- EXERCISE INSTRUCTIONS
Go through the material and pull out every line with the string "document" in it.

- PROVIDED RECORDS
* * * * * * * * *

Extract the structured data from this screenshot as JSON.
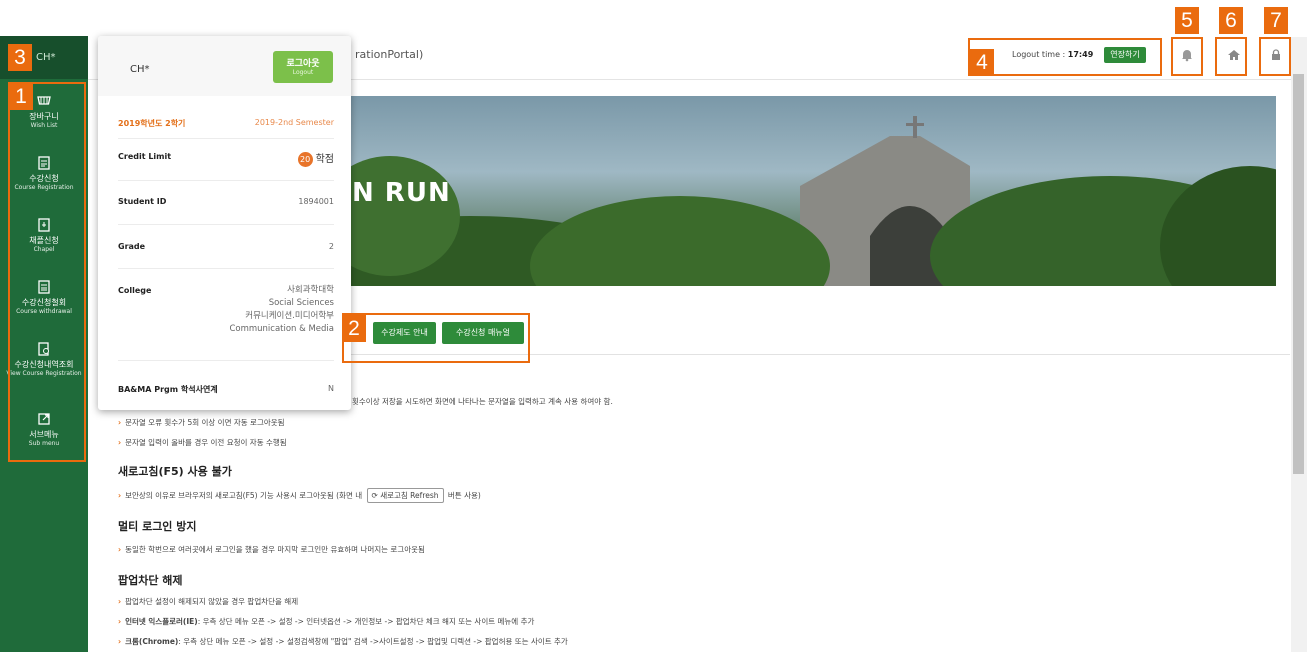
{
  "sidebar": {
    "user": "CH*",
    "items": [
      {
        "icon": "cart-icon",
        "label_ko": "장바구니",
        "label_en": "Wish List"
      },
      {
        "icon": "document-icon",
        "label_ko": "수강신청",
        "label_en": "Course Registration"
      },
      {
        "icon": "document-check-icon",
        "label_ko": "채플신청",
        "label_en": "Chapel"
      },
      {
        "icon": "document-cancel-icon",
        "label_ko": "수강신청철회",
        "label_en": "Course withdrawal"
      },
      {
        "icon": "document-search-icon",
        "label_ko": "수강신청내역조회",
        "label_en": "View Course Registration"
      },
      {
        "icon": "external-link-icon",
        "label_ko": "서브메뉴",
        "label_en": "Sub menu"
      }
    ]
  },
  "header": {
    "portal_title": "rationPortal)",
    "logout_label": "Logout time : ",
    "logout_time": "17:49",
    "extend_button": "연장하기",
    "icons": [
      "bell-icon",
      "home-icon",
      "lock-icon"
    ]
  },
  "banner": {
    "text": "N RUN"
  },
  "buttons": {
    "guide": "수강제도 안내",
    "manual": "수강신청 매뉴얼"
  },
  "popup": {
    "user": "CH*",
    "logout_ko": "로그아웃",
    "logout_en": "Logout",
    "semester_ko": "2019학년도 2학기",
    "semester_en": "2019-2nd Semester",
    "credit_label": "Credit Limit",
    "credit_value": "20",
    "credit_unit": "학점",
    "student_id_label": "Student ID",
    "student_id": "1894001",
    "grade_label": "Grade",
    "grade": "2",
    "college_label": "College",
    "college_ko": "사회과학대학",
    "college_en": "Social Sciences",
    "dept_ko": "커뮤니케이션.미디어학부",
    "dept_en": "Communication & Media",
    "bama_label": "BA&MA Prgm 학석사연계",
    "bama_value": "N"
  },
  "content": {
    "line0": "횟수이상 저장을 시도하면 화면에 나타나는 문자열을 입력하고 계속 사용 하여야 함.",
    "line1": "문자열 오류 횟수가 5회 이상 이면 자동 로그아웃됨",
    "line2": "문자열 입력이 올바를 경우 이전 요청이 자동 수행됨",
    "sec1_title": "새로고침(F5) 사용 불가",
    "sec1_line_a": "보안상의 이유로 브라우저의 새로고침(F5) 기능 사용시 로그아웃됨 (화면 내",
    "sec1_chip": "새로고침 Refresh",
    "sec1_line_b": "버튼 사용)",
    "sec2_title": "멀티 로그인 방지",
    "sec2_line": "동일한 학번으로 여러곳에서 로그인을 했을 경우 마지막 로그인만 유효하며 나머지는 로그아웃됨",
    "sec3_title": "팝업차단 해제",
    "sec3_line1": "팝업차단 설정이 해제되지 않았을 경우 팝업차단을 해제",
    "sec3_line2_bold": "인터넷 익스플로러(IE)",
    "sec3_line2": ": 우측 상단 메뉴 오픈 -> 설정 -> 인터넷옵션 -> 개인정보 -> 팝업차단 체크 해지 또는 사이트 메뉴에 추가",
    "sec3_line3_bold": "크롬(Chrome)",
    "sec3_line3": ": 우측 상단 메뉴 오픈 -> 설정 -> 설정검색창에 \"팝업\" 검색 ->사이트설정 -> 팝업및 디렉션 -> 팝업허용 또는 사이트 추가"
  },
  "markers": [
    "1",
    "2",
    "3",
    "4",
    "5",
    "6",
    "7"
  ],
  "colors": {
    "sidebar": "#1f6b3a",
    "accent_orange": "#ea6b0e",
    "button_green": "#2e8b3a"
  }
}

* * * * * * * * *

- FINISHED TASK
        "icon": "document-icon",
        "icon": "document-check-icon",
        "icon": "document-cancel-icon",
        "icon": "document-search-icon",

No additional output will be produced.